Exercise objective |
Beginning with the line where "Extract the structured" appears, retype every remaining line of the data below, both the first and last included.

(Records from a data source)
========================================================================

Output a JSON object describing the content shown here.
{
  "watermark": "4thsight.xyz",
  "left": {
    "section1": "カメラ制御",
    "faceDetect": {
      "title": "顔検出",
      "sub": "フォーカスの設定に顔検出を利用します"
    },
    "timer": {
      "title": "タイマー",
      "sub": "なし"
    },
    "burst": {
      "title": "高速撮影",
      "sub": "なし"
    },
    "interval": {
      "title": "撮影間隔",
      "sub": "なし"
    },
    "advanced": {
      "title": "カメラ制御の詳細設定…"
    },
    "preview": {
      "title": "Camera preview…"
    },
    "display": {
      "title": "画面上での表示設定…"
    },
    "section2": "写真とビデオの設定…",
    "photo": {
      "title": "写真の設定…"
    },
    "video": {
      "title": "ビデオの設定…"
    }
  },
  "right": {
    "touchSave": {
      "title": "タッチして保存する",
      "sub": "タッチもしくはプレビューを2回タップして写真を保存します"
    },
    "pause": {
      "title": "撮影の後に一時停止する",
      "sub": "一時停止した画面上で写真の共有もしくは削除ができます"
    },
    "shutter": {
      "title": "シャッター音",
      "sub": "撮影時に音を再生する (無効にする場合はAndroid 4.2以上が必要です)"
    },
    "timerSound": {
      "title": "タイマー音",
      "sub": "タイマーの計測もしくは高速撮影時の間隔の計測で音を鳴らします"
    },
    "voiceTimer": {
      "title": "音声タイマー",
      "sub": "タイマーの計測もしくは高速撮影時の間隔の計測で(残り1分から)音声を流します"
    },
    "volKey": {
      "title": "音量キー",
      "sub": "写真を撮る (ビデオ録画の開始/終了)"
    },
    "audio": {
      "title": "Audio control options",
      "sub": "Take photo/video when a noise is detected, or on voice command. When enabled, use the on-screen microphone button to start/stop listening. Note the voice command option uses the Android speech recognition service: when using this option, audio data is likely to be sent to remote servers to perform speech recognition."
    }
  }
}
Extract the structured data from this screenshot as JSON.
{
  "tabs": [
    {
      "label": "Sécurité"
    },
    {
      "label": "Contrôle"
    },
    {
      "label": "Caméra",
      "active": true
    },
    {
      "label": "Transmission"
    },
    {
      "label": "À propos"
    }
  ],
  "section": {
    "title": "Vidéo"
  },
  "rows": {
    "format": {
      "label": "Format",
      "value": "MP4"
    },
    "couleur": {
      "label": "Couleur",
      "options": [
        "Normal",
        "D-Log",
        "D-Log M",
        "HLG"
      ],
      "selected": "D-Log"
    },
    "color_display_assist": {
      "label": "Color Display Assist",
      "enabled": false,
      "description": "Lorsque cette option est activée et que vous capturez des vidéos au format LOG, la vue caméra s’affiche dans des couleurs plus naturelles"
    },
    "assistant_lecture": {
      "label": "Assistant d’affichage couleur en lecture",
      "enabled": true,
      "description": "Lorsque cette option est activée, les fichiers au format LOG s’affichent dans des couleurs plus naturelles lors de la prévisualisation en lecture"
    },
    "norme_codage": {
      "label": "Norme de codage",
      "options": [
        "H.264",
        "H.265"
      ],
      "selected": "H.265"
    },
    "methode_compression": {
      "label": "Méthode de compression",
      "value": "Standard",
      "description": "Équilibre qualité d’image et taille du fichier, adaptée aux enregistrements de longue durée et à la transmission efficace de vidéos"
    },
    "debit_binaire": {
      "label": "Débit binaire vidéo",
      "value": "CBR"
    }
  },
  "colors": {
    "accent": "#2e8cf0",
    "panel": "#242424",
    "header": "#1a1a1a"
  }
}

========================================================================

Response |
Extract the structured data from this screenshot as JSON.
{
  "tabs": [
    {
      "label": "Sécurité"
    },
    {
      "label": "Contrôle"
    },
    {
      "label": "Caméra",
      "active": true
    },
    {
      "label": "Transmission"
    },
    {
      "label": "À propos"
    }
  ],
  "section": {
    "title": "Vidéo"
  },
  "rows": {
    "format": {
      "label": "Format",
      "value": "MP4"
    },
    "couleur": {
      "label": "Couleur",
      "options": [
        "Normal",
        "D-Log",
        "D-Log M",
        "HLG"
      ],
      "selected": "D-Log"
    },
    "color_display_assist": {
      "label": "Color Display Assist",
      "enabled": false,
      "description": "Lorsque cette option est activée et que vous capturez des vidéos au format LOG, la vue caméra s’affiche dans des couleurs plus naturelles"
    },
    "assistant_lecture": {
      "label": "Assistant d’affichage couleur en lecture",
      "enabled": true,
      "description": "Lorsque cette option est activée, les fichiers au format LOG s’affichent dans des couleurs plus naturelles lors de la prévisualisation en lecture"
    },
    "norme_codage": {
      "label": "Norme de codage",
      "options": [
        "H.264",
        "H.265"
      ],
      "selected": "H.265"
    },
    "methode_compression": {
      "label": "Méthode de compression",
      "value": "Standard",
      "description": "Équilibre qualité d’image et taille du fichier, adaptée aux enregistrements de longue durée et à la transmission efficace de vidéos"
    },
    "debit_binaire": {
      "label": "Débit binaire vidéo",
      "value": "CBR"
    }
  },
  "colors": {
    "accent": "#2e8cf0",
    "panel": "#242424",
    "header": "#1a1a1a"
  }
}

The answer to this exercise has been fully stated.